Our Passover celebration went back to its pre-pandemic glory! Can you tell which table is from 2019 and which is from 2022??
As the pandemic picked up speed and we began lockdown in 2020, I knew I had to act fast. I quickly ordered the books for the seder (the Haggadah, the book we read that tells the story of the Jews going out from Egypt, retold every year at this holiday) from Amazon and began to plan to host my own seder service, first time I ever hosted in 61 years. It was picture perfect with the three of us and my son’s GF at the time. And I am grateful that last year we went back to my brother hosting the seder in his house with my parents’ assistance (they live with him in a separate apartment). Once was enough for me!
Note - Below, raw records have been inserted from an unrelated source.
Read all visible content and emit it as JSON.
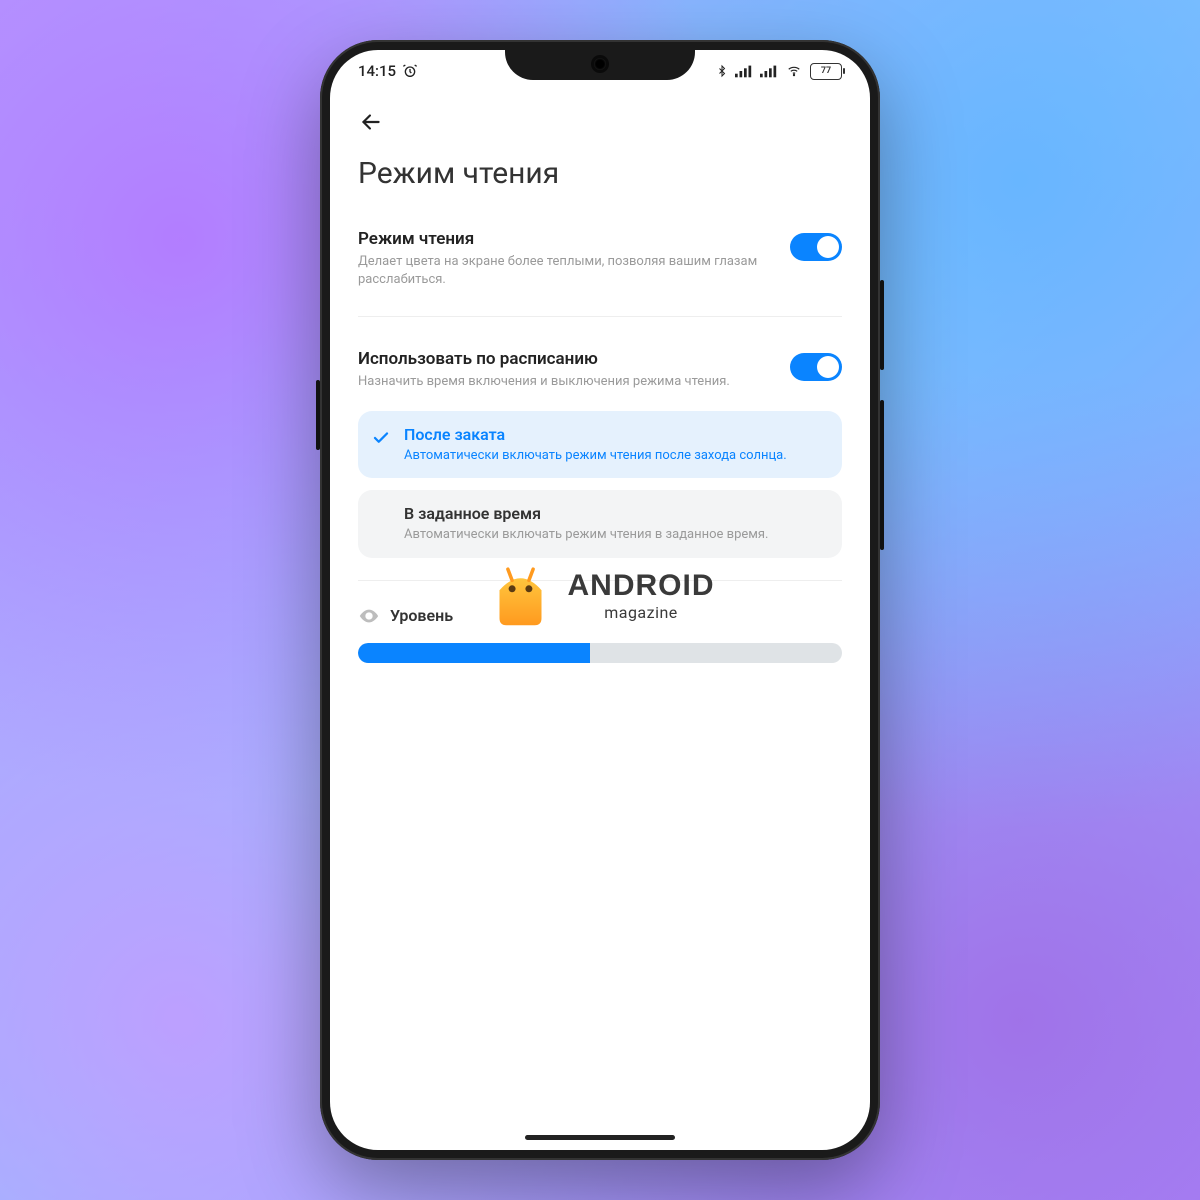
{
  "statusbar": {
    "time": "14:15",
    "battery_text": "77"
  },
  "page": {
    "title": "Режим чтения"
  },
  "settings": {
    "reading_mode": {
      "title": "Режим чтения",
      "desc": "Делает цвета на экране более теплыми, позволяя вашим глазам расслабиться.",
      "enabled": true
    },
    "schedule": {
      "title": "Использовать по расписанию",
      "desc": "Назначить время включения и выключения режима чтения.",
      "enabled": true
    }
  },
  "schedule_options": [
    {
      "id": "after_sunset",
      "title": "После заката",
      "desc": "Автоматически включать режим чтения после захода солнца.",
      "selected": true
    },
    {
      "id": "custom_time",
      "title": "В заданное время",
      "desc": "Автоматически включать режим чтения в заданное время.",
      "selected": false
    }
  ],
  "level": {
    "label": "Уровень",
    "value_percent": 48
  },
  "watermark": {
    "brand": "ANDROID",
    "sub": "magazine"
  },
  "colors": {
    "accent": "#0a84ff"
  }
}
And what is Passover you ask? Passover is when the Jewish people celebrate that time, millennia ago, when we were slaves in Egypt, and God helped us escape. Moses was our leader, and when he told the current Pharoah we wished to leave and no longer be his slaves (who do you think built those pyramids!), Pharoah said no. 10 plagues befell the Egyptians until Pharoah let us go, because the last plague was the killing of the first-born male child from every household. The same murderous decree that Pharoah had enacted on the Jews a short time earlier. We call the holiday Passover, because all Jewish households were told to put lambs’ blood on their doors so the angel of death would pass over their house and the first-born males would be safe.
Also, we were in a rush, so there was no time to bake bread. No dough had time to rise, hence the flat bread like product we eat for the eight days of Passover, Matzah! For more info feel free to read Wikipedia’s interpretation!
We did have a seder last year at my brother’s house, but it was a smaller crowd, we practiced social distancing!
My parents are in their late 80’s, so this year’s seder required a Covid test!
These seders are for family and friends. My family is the most religious on my mother’s side of the family, so my cousins on that side are always invited. It is wonderful to at least see these cousins once a year, for over half a century! We always add friends to the mix, some old, some new, we love sharing these types of experiences with people of all faiths! And everyone is expected to participate as we all read a paragraph from the seder book, the Haggadah.
I will close with a memory of the seders from when I was growing up. No snacking was allowed, the seder seemed to go on for hours, and we were all starving! That ended when my brother started hosting the seder in his house, and his wife at the time always had a meal before the meal, as you can see below, no one started the seder hungry anymore! This is also the last time we got to see cousin Erica, may she rest in peace, she is always remembered at every family gathering.
I will always be grateful for these memories that I have been building my entire life!